• What you will do: Among the lines below, count those that include "juil", and state the count alone.

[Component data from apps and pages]
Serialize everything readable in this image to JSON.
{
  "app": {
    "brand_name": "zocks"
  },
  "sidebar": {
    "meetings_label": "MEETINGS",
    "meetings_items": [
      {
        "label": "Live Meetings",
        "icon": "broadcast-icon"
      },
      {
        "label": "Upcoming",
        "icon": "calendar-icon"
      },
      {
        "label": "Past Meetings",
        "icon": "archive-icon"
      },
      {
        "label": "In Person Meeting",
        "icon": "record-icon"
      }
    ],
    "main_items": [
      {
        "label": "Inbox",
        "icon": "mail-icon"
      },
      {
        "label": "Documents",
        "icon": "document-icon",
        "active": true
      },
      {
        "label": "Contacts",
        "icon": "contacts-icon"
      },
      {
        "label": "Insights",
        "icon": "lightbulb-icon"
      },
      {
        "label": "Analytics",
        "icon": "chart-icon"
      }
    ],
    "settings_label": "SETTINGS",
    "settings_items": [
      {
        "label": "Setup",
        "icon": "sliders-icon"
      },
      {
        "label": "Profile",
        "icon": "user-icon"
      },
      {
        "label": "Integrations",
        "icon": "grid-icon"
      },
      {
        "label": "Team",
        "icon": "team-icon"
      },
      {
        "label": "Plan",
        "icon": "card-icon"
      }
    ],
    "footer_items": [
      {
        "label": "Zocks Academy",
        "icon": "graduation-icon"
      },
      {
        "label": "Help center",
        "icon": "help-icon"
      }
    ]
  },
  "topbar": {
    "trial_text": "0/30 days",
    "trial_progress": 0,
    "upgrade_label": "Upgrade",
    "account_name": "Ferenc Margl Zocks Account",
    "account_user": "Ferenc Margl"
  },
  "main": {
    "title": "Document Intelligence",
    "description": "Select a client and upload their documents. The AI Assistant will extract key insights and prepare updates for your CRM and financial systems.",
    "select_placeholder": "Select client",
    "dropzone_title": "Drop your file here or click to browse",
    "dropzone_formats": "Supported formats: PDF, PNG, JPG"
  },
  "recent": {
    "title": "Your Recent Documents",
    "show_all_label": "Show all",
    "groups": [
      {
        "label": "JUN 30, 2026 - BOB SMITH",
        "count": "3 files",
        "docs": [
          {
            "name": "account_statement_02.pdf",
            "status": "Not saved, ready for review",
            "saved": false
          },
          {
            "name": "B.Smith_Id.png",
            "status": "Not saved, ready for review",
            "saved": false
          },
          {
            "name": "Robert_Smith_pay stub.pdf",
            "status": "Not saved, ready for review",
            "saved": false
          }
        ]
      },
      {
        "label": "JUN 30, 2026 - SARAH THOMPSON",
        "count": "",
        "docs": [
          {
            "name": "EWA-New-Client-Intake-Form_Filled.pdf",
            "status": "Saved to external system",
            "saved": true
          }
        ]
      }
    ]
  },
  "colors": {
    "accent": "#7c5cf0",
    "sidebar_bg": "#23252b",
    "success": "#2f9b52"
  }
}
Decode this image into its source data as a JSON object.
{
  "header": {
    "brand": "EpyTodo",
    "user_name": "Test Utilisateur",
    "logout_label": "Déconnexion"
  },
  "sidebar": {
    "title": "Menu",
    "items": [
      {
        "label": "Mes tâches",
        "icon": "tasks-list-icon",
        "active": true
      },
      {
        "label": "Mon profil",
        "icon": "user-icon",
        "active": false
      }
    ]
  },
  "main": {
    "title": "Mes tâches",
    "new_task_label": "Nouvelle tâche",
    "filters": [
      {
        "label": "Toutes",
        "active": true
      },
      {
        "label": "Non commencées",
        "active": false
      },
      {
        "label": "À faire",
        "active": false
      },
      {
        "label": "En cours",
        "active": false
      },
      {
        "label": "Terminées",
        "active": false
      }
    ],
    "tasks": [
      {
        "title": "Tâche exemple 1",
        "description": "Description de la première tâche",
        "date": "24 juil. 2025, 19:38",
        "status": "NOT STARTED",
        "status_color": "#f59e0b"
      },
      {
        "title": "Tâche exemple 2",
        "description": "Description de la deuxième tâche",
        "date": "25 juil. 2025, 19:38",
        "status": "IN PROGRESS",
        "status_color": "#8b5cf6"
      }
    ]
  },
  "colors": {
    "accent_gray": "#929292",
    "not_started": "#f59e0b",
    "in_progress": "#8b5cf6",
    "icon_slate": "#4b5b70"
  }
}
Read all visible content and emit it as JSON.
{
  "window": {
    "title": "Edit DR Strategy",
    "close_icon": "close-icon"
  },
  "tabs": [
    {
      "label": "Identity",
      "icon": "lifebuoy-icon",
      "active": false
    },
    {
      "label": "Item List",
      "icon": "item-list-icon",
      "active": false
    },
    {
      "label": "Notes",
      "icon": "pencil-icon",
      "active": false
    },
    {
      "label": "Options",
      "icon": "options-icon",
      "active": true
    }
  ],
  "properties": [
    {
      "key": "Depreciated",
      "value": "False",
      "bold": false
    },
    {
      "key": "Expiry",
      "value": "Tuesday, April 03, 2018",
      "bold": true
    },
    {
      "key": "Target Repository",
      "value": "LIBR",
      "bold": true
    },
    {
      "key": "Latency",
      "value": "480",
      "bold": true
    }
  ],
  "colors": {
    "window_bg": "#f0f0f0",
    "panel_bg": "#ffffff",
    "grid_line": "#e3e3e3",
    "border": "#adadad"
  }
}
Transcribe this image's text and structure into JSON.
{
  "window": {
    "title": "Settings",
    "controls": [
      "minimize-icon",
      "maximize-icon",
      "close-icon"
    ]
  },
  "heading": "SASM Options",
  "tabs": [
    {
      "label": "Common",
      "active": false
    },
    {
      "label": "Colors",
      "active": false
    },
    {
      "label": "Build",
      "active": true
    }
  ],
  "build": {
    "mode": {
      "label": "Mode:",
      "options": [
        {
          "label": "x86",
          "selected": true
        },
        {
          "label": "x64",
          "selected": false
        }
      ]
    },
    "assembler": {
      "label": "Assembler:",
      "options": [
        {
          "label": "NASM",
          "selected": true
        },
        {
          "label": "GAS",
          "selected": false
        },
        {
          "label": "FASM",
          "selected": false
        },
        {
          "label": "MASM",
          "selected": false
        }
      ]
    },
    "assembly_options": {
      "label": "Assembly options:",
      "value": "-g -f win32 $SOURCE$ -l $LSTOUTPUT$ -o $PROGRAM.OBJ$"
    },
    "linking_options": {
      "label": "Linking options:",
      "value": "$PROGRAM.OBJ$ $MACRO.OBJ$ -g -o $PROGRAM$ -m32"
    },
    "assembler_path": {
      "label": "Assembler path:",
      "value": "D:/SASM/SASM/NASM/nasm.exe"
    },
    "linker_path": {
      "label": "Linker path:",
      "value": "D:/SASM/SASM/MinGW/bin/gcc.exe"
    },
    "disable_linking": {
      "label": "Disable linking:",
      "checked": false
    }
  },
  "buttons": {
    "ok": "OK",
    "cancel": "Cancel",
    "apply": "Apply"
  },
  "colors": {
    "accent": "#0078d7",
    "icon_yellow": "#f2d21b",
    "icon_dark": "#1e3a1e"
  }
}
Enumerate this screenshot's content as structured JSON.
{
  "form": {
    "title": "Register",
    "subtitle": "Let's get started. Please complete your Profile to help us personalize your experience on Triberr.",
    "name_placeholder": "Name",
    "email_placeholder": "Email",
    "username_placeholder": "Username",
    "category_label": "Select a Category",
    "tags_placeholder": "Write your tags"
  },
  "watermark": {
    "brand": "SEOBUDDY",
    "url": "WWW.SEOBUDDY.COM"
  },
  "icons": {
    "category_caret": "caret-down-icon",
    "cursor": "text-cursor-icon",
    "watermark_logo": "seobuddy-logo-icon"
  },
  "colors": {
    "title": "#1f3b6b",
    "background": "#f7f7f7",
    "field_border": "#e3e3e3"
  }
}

• Written solution: 2